May 02, 2006
As we mentioned last week, we've
added a new option for verifying site ownership.
This method requires that you place a specific
<meta> tag in the source code of
your home page. Many
features are available only to site owners
and we want as many webmasters as possible to have access. Most site owners who can't upload
files or specify names for files should be able to use this new method to verify. For instance,
if you use Blogger, you can
verify using this option.
To verify using the
<meta> tag, simply click the Verify link for your site,
choose Add a
meta tag as the verification option, and then copy the tag provided to the
<head> section of your home page.
This tag looks like this:
<meta name="verify-v1" content="unique-string">
You must place this
- On the home page of your site (sometimes called the index page or root page).
- In the source code for that page.
In the first
<head>section of the page, before the first
You can't place this tag inside of another tag in the head section.
For instance, this is correct:
<html> <head> <meta name="verify-v1" content="unique-string"> <title>Title</title> <style> <!-- style info here --> </style> </head> <body> <!-- body of the page here --> </body> </html>
meta tag inside the style section is incorrect:
<html> <head> <title>Title</title> <style> <meta name="verify-v1" content="unique-string"> </style> </head> <body> ...
meta tag inside the body section is incorrect:
<html> <head> <title>Title</title> </head> <body> <meta name="verify-v1" content="unique-string"> </body> </html>
meta tag on a page with no head section is incorrect:
<html> <meta name="verify-v1" content="unique-string"> ... </html>
Below are some questions you might have about verification.
I have a blog, and anyone can post comments.

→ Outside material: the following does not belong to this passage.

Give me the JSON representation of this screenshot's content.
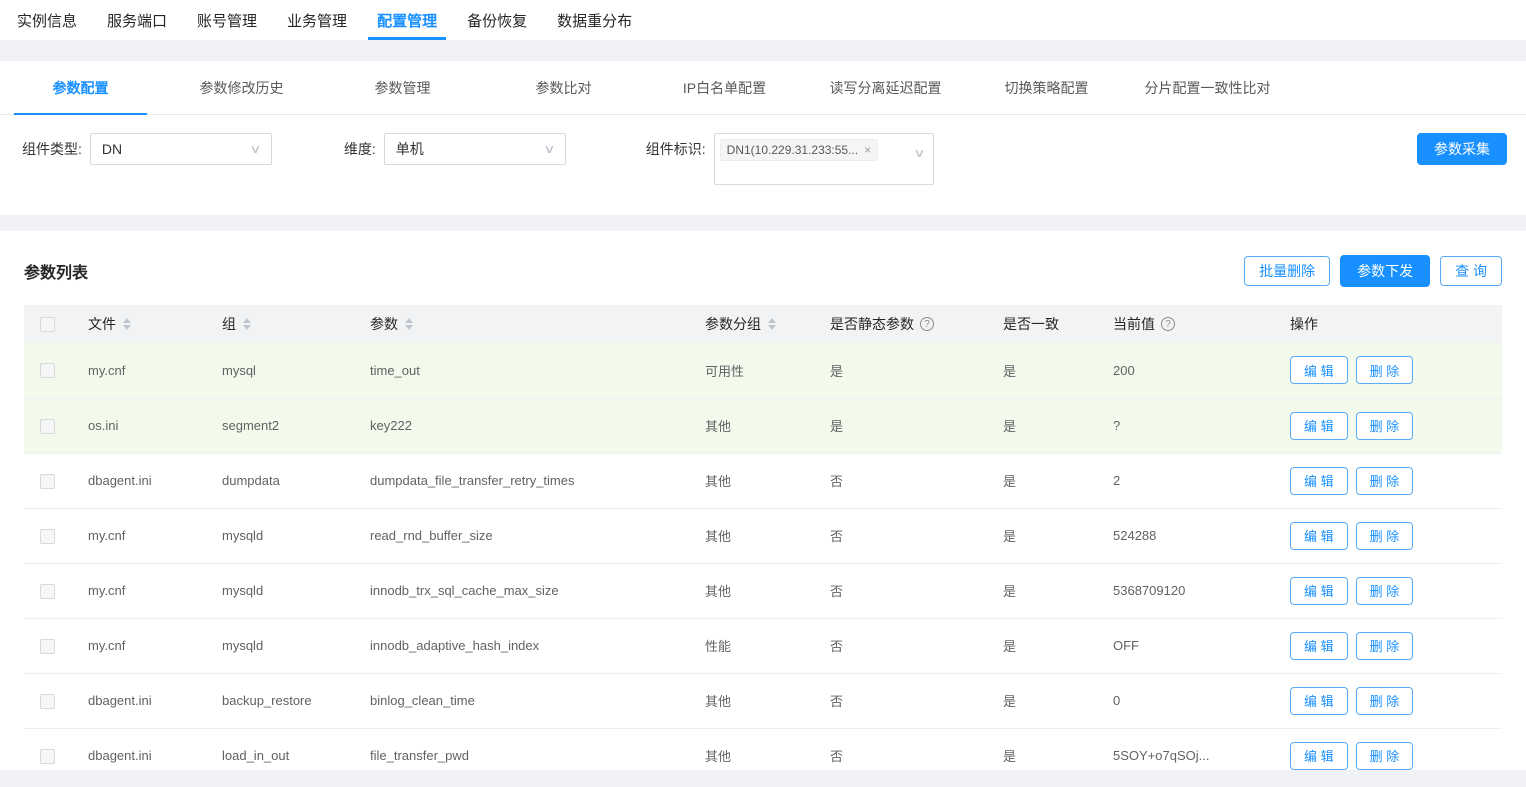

If they post this
meta tag in a comment, can they can
claim ownership of my site?
No. We look for this
meta tag in the home page of your site, only in the first section and before
the first. If your home page is editable (for instance, your site is a wiki-like site or a blog
with comments or has a guest book), someone can add this
meta tag to the editable section of your
page, but cannot claim that they own it.
So, how do you generate these cryptic tags anyway?
The unique string is generated by base-64 encoding the SHA256 hash of a string that is composed of the email address of the proposed owner of the site (for instance, firstname.lastname@example.org) and the domain name of the site (for instance, example.com).
From this unique string, can someone determine my email address or identity?
Short answer, no. Long answer, we use a hashing scheme to compute the contents of the
Hashes cannot be "decrypted" back into the message.
meta tag contents be cracked through a dictionary attack?
To reduce the risk of dictionary attacks, we use a random sequence of bytes (called salt) as a seed to the hash function. This makes dictionary attacks much more difficult.
Can someone determine if the same webmaster own multiple sites?
We use the domain name of your site (for instance, example.com ) to compute the unique string. Based on the contents of the tag, someone can determine if a webmaster owns different sites on the same domain, but not if the webmaster owns sites on different domains. For instance, someone can determine if the same webmaster owns https://www.example.com/ and https://subdomain.example.com/, but can't determine if the same webmaster owns https://www.example.com/ and https://www.google.com/.
What if my home page is not HTML content?
This method may not work for you. You must have a